▶ Items from an interface collection
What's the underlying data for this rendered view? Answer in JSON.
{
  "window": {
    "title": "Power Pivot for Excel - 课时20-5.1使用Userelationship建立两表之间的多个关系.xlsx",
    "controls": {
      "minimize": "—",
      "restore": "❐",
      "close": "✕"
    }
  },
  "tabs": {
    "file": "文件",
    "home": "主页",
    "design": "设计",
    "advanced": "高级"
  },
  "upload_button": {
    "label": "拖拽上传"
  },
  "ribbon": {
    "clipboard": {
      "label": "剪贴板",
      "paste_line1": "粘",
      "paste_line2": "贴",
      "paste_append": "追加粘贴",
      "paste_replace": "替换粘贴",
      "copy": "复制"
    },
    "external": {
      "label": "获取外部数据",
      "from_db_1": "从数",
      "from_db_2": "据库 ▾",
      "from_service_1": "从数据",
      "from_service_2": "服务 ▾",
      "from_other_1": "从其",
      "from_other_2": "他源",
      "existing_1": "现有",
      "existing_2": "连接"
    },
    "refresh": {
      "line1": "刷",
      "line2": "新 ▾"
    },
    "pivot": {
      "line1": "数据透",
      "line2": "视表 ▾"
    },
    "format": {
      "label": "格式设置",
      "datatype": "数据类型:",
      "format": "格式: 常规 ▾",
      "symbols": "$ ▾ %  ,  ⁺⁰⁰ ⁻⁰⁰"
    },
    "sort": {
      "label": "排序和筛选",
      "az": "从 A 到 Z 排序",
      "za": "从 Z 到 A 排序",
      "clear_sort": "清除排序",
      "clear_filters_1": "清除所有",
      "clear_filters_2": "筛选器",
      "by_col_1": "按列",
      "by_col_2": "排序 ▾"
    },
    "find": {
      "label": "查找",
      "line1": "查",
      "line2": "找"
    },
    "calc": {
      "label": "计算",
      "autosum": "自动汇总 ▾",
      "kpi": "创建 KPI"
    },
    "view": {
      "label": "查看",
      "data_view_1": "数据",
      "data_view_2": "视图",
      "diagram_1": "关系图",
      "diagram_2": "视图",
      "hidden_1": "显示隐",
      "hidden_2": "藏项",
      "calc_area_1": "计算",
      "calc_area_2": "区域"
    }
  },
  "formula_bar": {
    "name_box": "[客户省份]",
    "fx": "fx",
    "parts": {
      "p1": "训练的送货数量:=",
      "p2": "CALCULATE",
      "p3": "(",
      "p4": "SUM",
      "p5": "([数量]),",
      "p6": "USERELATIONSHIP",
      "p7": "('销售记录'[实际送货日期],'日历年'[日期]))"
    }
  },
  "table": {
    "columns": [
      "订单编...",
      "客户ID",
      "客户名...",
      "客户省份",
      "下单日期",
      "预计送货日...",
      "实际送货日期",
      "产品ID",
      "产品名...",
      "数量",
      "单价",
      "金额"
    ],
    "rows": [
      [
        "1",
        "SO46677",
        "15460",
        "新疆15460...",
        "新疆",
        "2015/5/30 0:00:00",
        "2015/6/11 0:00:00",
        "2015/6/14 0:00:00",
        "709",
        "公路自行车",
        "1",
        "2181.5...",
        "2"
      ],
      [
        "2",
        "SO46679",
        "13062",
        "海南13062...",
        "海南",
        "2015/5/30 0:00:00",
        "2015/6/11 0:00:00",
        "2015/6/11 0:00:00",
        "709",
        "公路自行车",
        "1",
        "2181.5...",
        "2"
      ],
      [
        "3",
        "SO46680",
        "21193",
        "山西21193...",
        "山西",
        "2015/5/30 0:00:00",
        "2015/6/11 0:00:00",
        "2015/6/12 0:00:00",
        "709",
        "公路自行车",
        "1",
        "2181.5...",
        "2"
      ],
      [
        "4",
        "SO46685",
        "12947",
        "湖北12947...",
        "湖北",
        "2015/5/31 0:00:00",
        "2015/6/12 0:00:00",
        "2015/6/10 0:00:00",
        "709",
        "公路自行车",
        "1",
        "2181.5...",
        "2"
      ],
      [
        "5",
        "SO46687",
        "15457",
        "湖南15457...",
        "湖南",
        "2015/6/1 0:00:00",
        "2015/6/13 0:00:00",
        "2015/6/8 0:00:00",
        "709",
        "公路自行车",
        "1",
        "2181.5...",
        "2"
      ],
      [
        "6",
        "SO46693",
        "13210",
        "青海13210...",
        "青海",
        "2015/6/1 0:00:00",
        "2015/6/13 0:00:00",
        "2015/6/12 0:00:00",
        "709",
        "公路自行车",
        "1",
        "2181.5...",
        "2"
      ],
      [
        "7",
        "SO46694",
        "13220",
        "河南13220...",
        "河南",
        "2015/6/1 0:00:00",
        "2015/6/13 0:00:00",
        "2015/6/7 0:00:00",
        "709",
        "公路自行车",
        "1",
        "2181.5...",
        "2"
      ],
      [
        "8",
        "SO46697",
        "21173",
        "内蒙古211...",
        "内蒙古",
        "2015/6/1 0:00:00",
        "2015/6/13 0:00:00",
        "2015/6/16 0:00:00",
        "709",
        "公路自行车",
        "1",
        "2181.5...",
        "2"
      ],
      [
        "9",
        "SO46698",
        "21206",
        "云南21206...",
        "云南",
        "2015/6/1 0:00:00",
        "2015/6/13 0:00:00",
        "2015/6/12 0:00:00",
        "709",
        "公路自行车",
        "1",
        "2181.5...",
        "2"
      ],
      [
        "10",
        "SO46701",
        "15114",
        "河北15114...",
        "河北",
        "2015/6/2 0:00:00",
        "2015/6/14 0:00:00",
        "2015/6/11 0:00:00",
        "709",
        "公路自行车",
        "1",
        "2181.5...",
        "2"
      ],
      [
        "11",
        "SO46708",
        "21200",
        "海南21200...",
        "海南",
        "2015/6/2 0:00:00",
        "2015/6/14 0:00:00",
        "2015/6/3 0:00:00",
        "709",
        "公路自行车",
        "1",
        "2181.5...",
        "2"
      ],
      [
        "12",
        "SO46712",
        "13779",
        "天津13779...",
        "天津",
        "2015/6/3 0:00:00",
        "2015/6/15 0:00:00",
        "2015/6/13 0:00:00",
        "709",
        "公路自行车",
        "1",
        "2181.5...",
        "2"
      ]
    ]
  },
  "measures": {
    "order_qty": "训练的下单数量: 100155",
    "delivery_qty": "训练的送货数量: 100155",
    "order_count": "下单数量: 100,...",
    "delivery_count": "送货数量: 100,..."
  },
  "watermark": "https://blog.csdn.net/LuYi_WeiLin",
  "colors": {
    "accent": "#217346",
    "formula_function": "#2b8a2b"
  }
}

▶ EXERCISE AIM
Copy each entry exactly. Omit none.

▶ RESULT BELOW
What's the underlying data for this rendered view? Answer in JSON.
{
  "window": {
    "title": "Power Pivot for Excel - 课时20-5.1使用Userelationship建立两表之间的多个关系.xlsx",
    "controls": {
      "minimize": "—",
      "restore": "❐",
      "close": "✕"
    }
  },
  "tabs": {
    "file": "文件",
    "home": "主页",
    "design": "设计",
    "advanced": "高级"
  },
  "upload_button": {
    "label": "拖拽上传"
  },
  "ribbon": {
    "clipboard": {
      "label": "剪贴板",
      "paste_line1": "粘",
      "paste_line2": "贴",
      "paste_append": "追加粘贴",
      "paste_replace": "替换粘贴",
      "copy": "复制"
    },
    "external": {
      "label": "获取外部数据",
      "from_db_1": "从数",
      "from_db_2": "据库 ▾",
      "from_service_1": "从数据",
      "from_service_2": "服务 ▾",
      "from_other_1": "从其",
      "from_other_2": "他源",
      "existing_1": "现有",
      "existing_2": "连接"
    },
    "refresh": {
      "line1": "刷",
      "line2": "新 ▾"
    },
    "pivot": {
      "line1": "数据透",
      "line2": "视表 ▾"
    },
    "format": {
      "label": "格式设置",
      "datatype": "数据类型:",
      "format": "格式: 常规 ▾",
      "symbols": "$ ▾ %  ,  ⁺⁰⁰ ⁻⁰⁰"
    },
    "sort": {
      "label": "排序和筛选",
      "az": "从 A 到 Z 排序",
      "za": "从 Z 到 A 排序",
      "clear_sort": "清除排序",
      "clear_filters_1": "清除所有",
      "clear_filters_2": "筛选器",
      "by_col_1": "按列",
      "by_col_2": "排序 ▾"
    },
    "find": {
      "label": "查找",
      "line1": "查",
      "line2": "找"
    },
    "calc": {
      "label": "计算",
      "autosum": "自动汇总 ▾",
      "kpi": "创建 KPI"
    },
    "view": {
      "label": "查看",
      "data_view_1": "数据",
      "data_view_2": "视图",
      "diagram_1": "关系图",
      "diagram_2": "视图",
      "hidden_1": "显示隐",
      "hidden_2": "藏项",
      "calc_area_1": "计算",
      "calc_area_2": "区域"
    }
  },
  "formula_bar": {
    "name_box": "[客户省份]",
    "fx": "fx",
    "parts": {
      "p1": "训练的送货数量:=",
      "p2": "CALCULATE",
      "p3": "(",
      "p4": "SUM",
      "p5": "([数量]),",
      "p6": "USERELATIONSHIP",
      "p7": "('销售记录'[实际送货日期],'日历年'[日期]))"
    }
  },
  "table": {
    "columns": [
      "订单编...",
      "客户ID",
      "客户名...",
      "客户省份",
      "下单日期",
      "预计送货日...",
      "实际送货日期",
      "产品ID",
      "产品名...",
      "数量",
      "单价",
      "金额"
    ],
    "rows": [
      [
        "1",
        "SO46677",
        "15460",
        "新疆15460...",
        "新疆",
        "2015/5/30 0:00:00",
        "2015/6/11 0:00:00",
        "2015/6/14 0:00:00",
        "709",
        "公路自行车",
        "1",
        "2181.5...",
        "2"
      ],
      [
        "2",
        "SO46679",
        "13062",
        "海南13062...",
        "海南",
        "2015/5/30 0:00:00",
        "2015/6/11 0:00:00",
        "2015/6/11 0:00:00",
        "709",
        "公路自行车",
        "1",
        "2181.5...",
        "2"
      ],
      [
        "3",
        "SO46680",
        "21193",
        "山西21193...",
        "山西",
        "2015/5/30 0:00:00",
        "2015/6/11 0:00:00",
        "2015/6/12 0:00:00",
        "709",
        "公路自行车",
        "1",
        "2181.5...",
        "2"
      ],
      [
        "4",
        "SO46685",
        "12947",
        "湖北12947...",
        "湖北",
        "2015/5/31 0:00:00",
        "2015/6/12 0:00:00",
        "2015/6/10 0:00:00",
        "709",
        "公路自行车",
        "1",
        "2181.5...",
        "2"
      ],
      [
        "5",
        "SO46687",
        "15457",
        "湖南15457...",
        "湖南",
        "2015/6/1 0:00:00",
        "2015/6/13 0:00:00",
        "2015/6/8 0:00:00",
        "709",
        "公路自行车",
        "1",
        "2181.5...",
        "2"
      ],
      [
        "6",
        "SO46693",
        "13210",
        "青海13210...",
        "青海",
        "2015/6/1 0:00:00",
        "2015/6/13 0:00:00",
        "2015/6/12 0:00:00",
        "709",
        "公路自行车",
        "1",
        "2181.5...",
        "2"
      ],
      [
        "7",
        "SO46694",
        "13220",
        "河南13220...",
        "河南",
        "2015/6/1 0:00:00",
        "2015/6/13 0:00:00",
        "2015/6/7 0:00:00",
        "709",
        "公路自行车",
        "1",
        "2181.5...",
        "2"
      ],
      [
        "8",
        "SO46697",
        "21173",
        "内蒙古211...",
        "内蒙古",
        "2015/6/1 0:00:00",
        "2015/6/13 0:00:00",
        "2015/6/16 0:00:00",
        "709",
        "公路自行车",
        "1",
        "2181.5...",
        "2"
      ],
      [
        "9",
        "SO46698",
        "21206",
        "云南21206...",
        "云南",
        "2015/6/1 0:00:00",
        "2015/6/13 0:00:00",
        "2015/6/12 0:00:00",
        "709",
        "公路自行车",
        "1",
        "2181.5...",
        "2"
      ],
      [
        "10",
        "SO46701",
        "15114",
        "河北15114...",
        "河北",
        "2015/6/2 0:00:00",
        "2015/6/14 0:00:00",
        "2015/6/11 0:00:00",
        "709",
        "公路自行车",
        "1",
        "2181.5...",
        "2"
      ],
      [
        "11",
        "SO46708",
        "21200",
        "海南21200...",
        "海南",
        "2015/6/2 0:00:00",
        "2015/6/14 0:00:00",
        "2015/6/3 0:00:00",
        "709",
        "公路自行车",
        "1",
        "2181.5...",
        "2"
      ],
      [
        "12",
        "SO46712",
        "13779",
        "天津13779...",
        "天津",
        "2015/6/3 0:00:00",
        "2015/6/15 0:00:00",
        "2015/6/13 0:00:00",
        "709",
        "公路自行车",
        "1",
        "2181.5...",
        "2"
      ]
    ]
  },
  "measures": {
    "order_qty": "训练的下单数量: 100155",
    "delivery_qty": "训练的送货数量: 100155",
    "order_count": "下单数量: 100,...",
    "delivery_count": "送货数量: 100,..."
  },
  "watermark": "https://blog.csdn.net/LuYi_WeiLin",
  "colors": {
    "accent": "#217346",
    "formula_function": "#2b8a2b"
  }
}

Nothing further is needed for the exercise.